India’s growth story has been a curious one. It is widely acknowledged that following the opening up of the economy in 1991, the perception of the country as a laggard which will never be able to catch up with China has changed. Indians travelling abroad have noted how the immigration officials elsewhere no longer regard them as visitors from a poor country. Yet, according to the latest UN Human Development Report, India’s global ranking in 2013 has remained unchanged at 135, reflecting little improvement in the living standard of its people.

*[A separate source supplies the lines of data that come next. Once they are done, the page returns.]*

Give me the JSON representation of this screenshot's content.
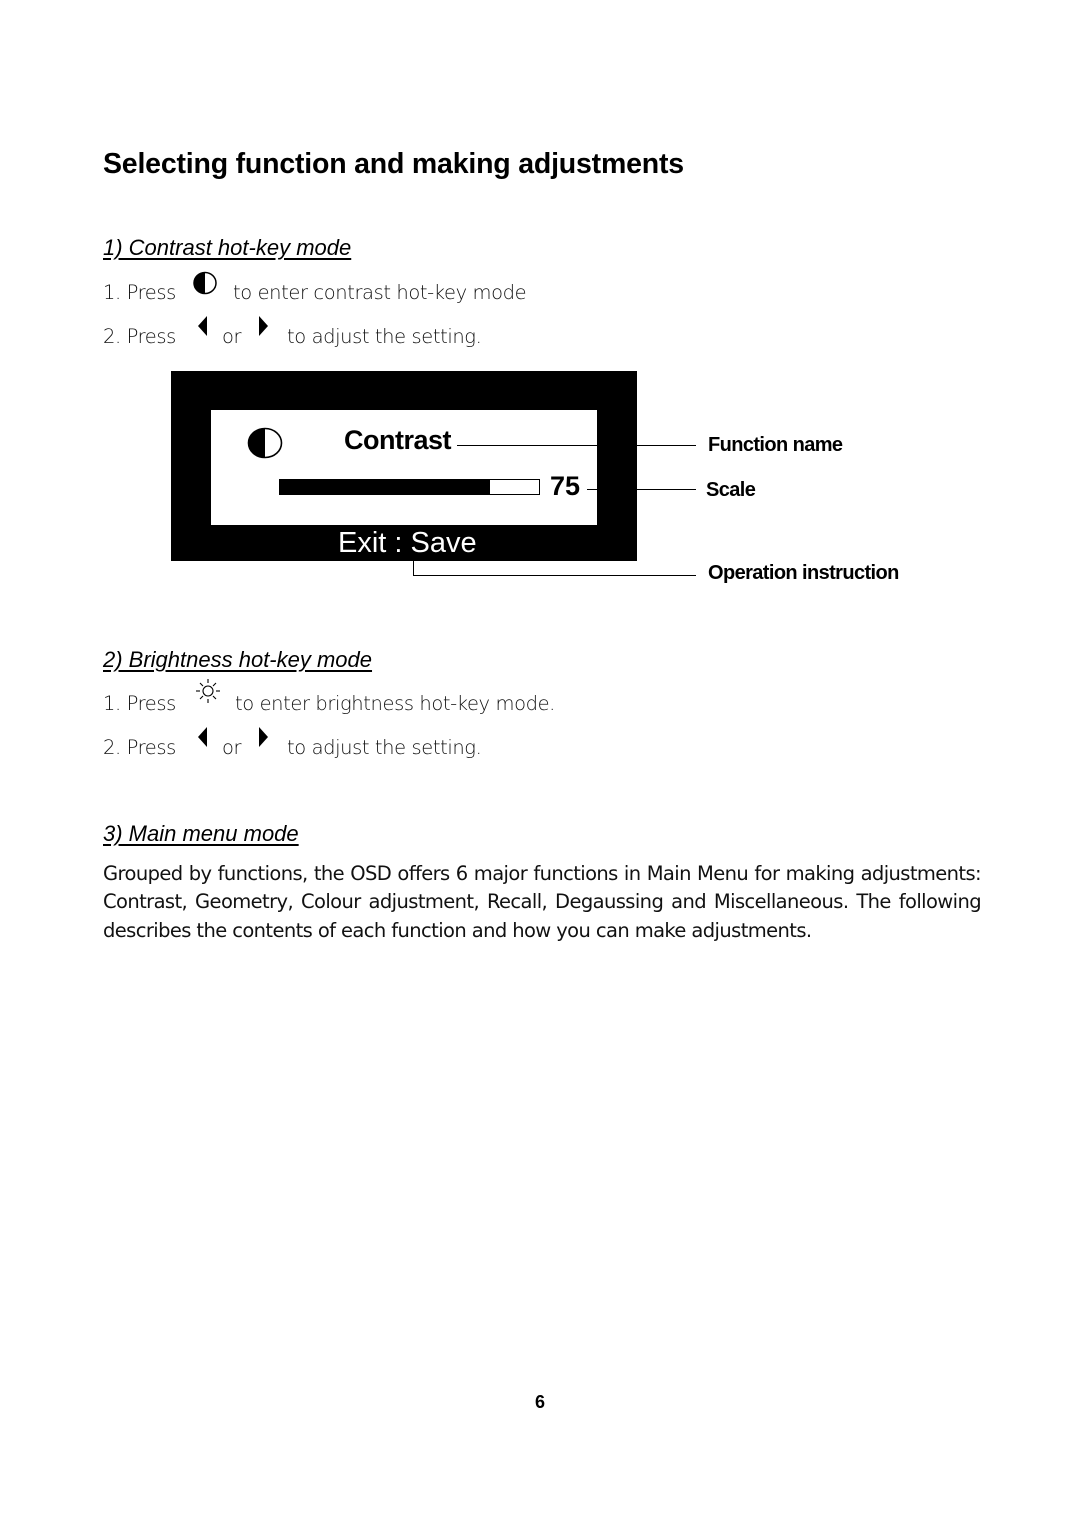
{
  "page": {
    "title": "Selecting function and making adjustments",
    "page_number": "6"
  },
  "sections": [
    {
      "heading": "1) Contrast hot-key mode",
      "steps": [
        {
          "prefix": "1. Press",
          "icon": "contrast-icon",
          "suffix": "to enter contrast hot-key mode"
        },
        {
          "prefix": "2. Press",
          "icon_left": "left-arrow-icon",
          "middle": "or",
          "icon_right": "right-arrow-icon",
          "suffix": "to adjust the setting."
        }
      ]
    },
    {
      "heading": "2) Brightness hot-key mode",
      "steps": [
        {
          "prefix": "1. Press",
          "icon": "brightness-icon",
          "suffix": "to enter brightness hot-key mode."
        },
        {
          "prefix": "2. Press",
          "icon_left": "left-arrow-icon",
          "middle": "or",
          "icon_right": "right-arrow-icon",
          "suffix": "to adjust the setting."
        }
      ]
    },
    {
      "heading": "3) Main menu mode",
      "paragraph": "Grouped by functions, the OSD offers 6 major functions in Main Menu for making adjustments: Contrast, Geometry, Colour adjustment, Recall, Degaussing and Miscellaneous.  The following describes the contents of each function and how you can make adjustments."
    }
  ],
  "osd_diagram": {
    "function_icon": "contrast-icon",
    "function_name": "Contrast",
    "scale_value": "75",
    "scale_fill_percent": 81,
    "operation_instruction": "Exit : Save",
    "callouts": {
      "function_name": "Function name",
      "scale": "Scale",
      "operation_instruction": "Operation instruction"
    }
  }
}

The average annual growth in India’s human development index in 2000-13 is lower than what it was in the 1980s though higher than the growth rate in the 1990s. This only goes to show that the decline in Indian poverty because of economic growth has not had a symmetric influence on human development. Evidently, the country’s advancement has followed a lopsided course. It isn’t only that sizable segments of the population still remain below the poverty line — the various percentages that are cited about this group ranges from 29.5 according to the C. Rangarajan committee to 21.9 according to the Suresh Tendulkar formula. What has to be noted is that little progress has been made in health and child care, sanitation, maternity benefits and education.

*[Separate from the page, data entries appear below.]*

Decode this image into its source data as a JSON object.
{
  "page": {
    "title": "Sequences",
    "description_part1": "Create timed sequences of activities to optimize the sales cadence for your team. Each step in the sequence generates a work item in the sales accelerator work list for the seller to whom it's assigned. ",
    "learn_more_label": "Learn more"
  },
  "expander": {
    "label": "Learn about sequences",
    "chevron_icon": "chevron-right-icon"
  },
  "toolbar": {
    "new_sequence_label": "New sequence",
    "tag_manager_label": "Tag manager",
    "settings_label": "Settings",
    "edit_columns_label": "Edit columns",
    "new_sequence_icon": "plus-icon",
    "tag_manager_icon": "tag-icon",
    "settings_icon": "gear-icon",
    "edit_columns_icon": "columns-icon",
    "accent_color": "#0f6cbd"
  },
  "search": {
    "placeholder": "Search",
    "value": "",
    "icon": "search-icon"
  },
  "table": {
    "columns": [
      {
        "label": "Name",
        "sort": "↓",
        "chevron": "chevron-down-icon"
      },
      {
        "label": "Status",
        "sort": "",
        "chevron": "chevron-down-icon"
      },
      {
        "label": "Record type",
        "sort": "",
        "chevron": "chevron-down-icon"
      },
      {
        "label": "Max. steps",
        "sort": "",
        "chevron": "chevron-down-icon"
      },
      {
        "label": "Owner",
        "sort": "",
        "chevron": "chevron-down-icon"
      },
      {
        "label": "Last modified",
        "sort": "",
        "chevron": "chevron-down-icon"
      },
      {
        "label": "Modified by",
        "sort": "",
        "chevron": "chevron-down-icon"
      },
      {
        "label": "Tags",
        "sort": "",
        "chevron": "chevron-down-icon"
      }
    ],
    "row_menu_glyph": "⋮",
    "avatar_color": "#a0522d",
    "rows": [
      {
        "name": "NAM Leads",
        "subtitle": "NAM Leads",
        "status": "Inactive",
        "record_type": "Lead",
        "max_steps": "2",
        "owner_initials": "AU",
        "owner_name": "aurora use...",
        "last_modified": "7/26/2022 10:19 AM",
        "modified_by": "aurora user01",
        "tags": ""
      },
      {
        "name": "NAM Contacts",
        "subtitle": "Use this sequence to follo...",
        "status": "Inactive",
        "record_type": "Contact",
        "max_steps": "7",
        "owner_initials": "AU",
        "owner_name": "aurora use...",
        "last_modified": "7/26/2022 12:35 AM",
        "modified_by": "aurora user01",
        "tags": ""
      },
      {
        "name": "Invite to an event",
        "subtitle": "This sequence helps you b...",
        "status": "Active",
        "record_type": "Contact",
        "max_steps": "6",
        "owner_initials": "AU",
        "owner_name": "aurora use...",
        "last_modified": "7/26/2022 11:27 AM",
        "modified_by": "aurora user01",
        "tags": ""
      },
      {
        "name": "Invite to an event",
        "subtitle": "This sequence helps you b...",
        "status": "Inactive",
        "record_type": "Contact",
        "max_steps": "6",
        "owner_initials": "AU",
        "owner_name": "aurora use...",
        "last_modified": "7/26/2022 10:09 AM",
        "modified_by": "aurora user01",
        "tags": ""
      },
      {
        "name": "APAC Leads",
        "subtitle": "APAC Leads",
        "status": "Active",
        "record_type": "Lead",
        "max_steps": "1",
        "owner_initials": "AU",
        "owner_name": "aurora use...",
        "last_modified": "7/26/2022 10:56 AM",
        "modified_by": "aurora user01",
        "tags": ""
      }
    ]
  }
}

The uneven nature of the progress is evident from the fact that while the middle classes are reasonably satisfied with these facilities because of its ability to pay for the services, the underprivileged are at the receiving end because of the poor quality of the medical, educational and other facilities that are provided by the government. It is the shortfall in this sector which drags down India’s position in the human development field. The UN report has said that India has to spend 4 per cent of its GDP on the social sector to improve its position. But, expenditure alone will not help. What is required is to plug the leakages.